[SOURCE: Radio Business Report/Television Business Report]
The CALM Act, originally proposed by Rep. Anna Eshoo (D-CA), has made it through the full Senate, by way of the Commerce Committee, and is that much closer to becoming the law of the land. It would require that commercial volume be equivalent to that of the programming in which it is embedded. Sen. Jay Rockefeller said it was all in the name of protecting consumers.
The full name of the Senate version of the bill is S. 2847, Commercial Advertisement Loudness Mitigation (CALM) Act.
Here is the Senate Commerce Committee description of the bill:
“The legislation would direct the Federal Communications Commission (FCC) to adopt a regulation limiting the volume of television advertisements, consistent with existing recommended technical standards. The FCC would have to implement these regulations within one year of the CALM Act becoming law.
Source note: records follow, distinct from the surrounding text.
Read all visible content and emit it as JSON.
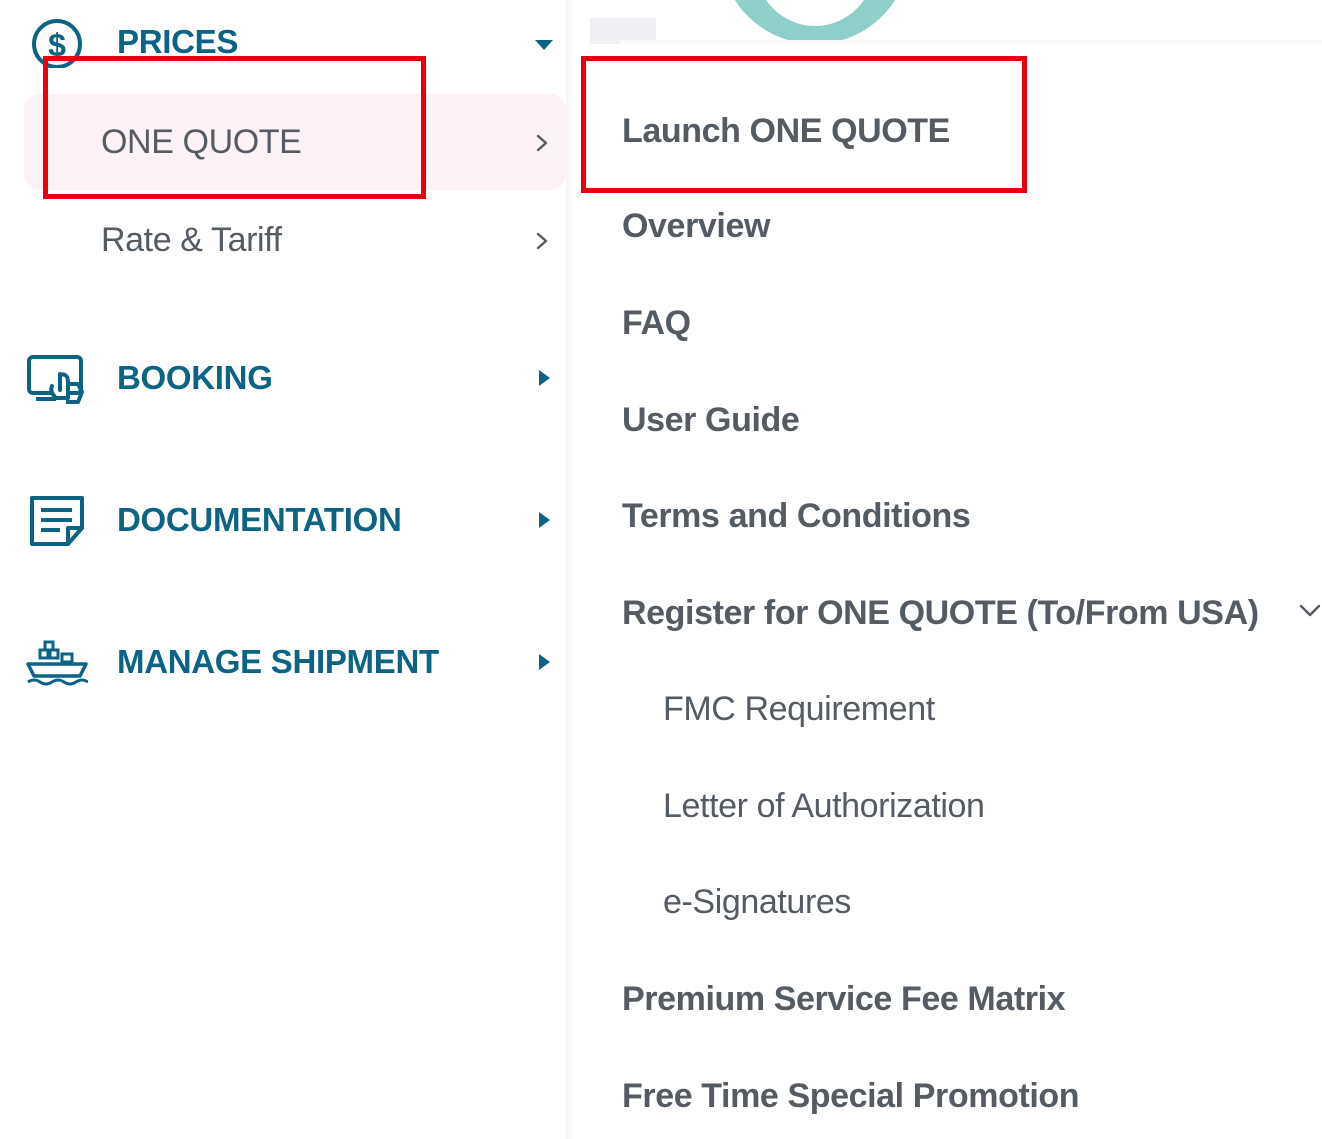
{
  "left_menu": {
    "prices": {
      "label": "PRICES",
      "icon": "dollar-circle-icon",
      "expanded": true
    },
    "prices_items": [
      {
        "label": "ONE QUOTE",
        "active": true
      },
      {
        "label": "Rate & Tariff",
        "active": false
      }
    ],
    "booking": {
      "label": "BOOKING",
      "icon": "booking-hand-icon"
    },
    "documentation": {
      "label": "DOCUMENTATION",
      "icon": "document-icon"
    },
    "manage_shipment": {
      "label": "MANAGE SHIPMENT",
      "icon": "ship-icon"
    }
  },
  "submenu": {
    "items": [
      "Launch ONE QUOTE",
      "Overview",
      "FAQ",
      "User Guide",
      "Terms and Conditions",
      "Register for ONE QUOTE (To/From USA)"
    ],
    "register_subitems": [
      "FMC Requirement",
      "Letter of Authorization",
      "e-Signatures"
    ],
    "bottom_items": [
      "Premium Service Fee Matrix",
      "Free Time Special Promotion"
    ]
  },
  "colors": {
    "nav_blue": "#0c6384",
    "text_gray": "#545b63",
    "active_bg": "#fcf1f4",
    "highlight_red": "#e8000f"
  }
}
This would effectively fix a problem that annoys many television viewers—when commercials are many times louder than the regular programming they are viewing.”
“The CALM Act also makes clear that the FCC may grant waivers to television broadcast stations, cable operators, or other multichannel video programming distributors that demonstrate complying with these rules would pose a hardship.”
Senate Commerce chair Jay Rockefeller (D-WV) commented, “As Chairman of the Commerce Committee, I have made it a top priority to protect American consumers. That is why I am pleased the Senate took action to pass the CALM Act. This common sense bill will make sure advertisers can’t just blast advertisements at consumers at unbearable volume levels.”
RBR-TVBR observation: Hey, we’re all for being protected. We’re just not sure that this is at the top of our list of worldly dangers that send us scurrying for our protective gear. Rockefeller said consumers are being protected from commercials blasted at “unbearable” volume levels. Unbearable? Really? If advertisers are forced to tone done the volume, perhaps our senators should be required to tone down the rhetoric.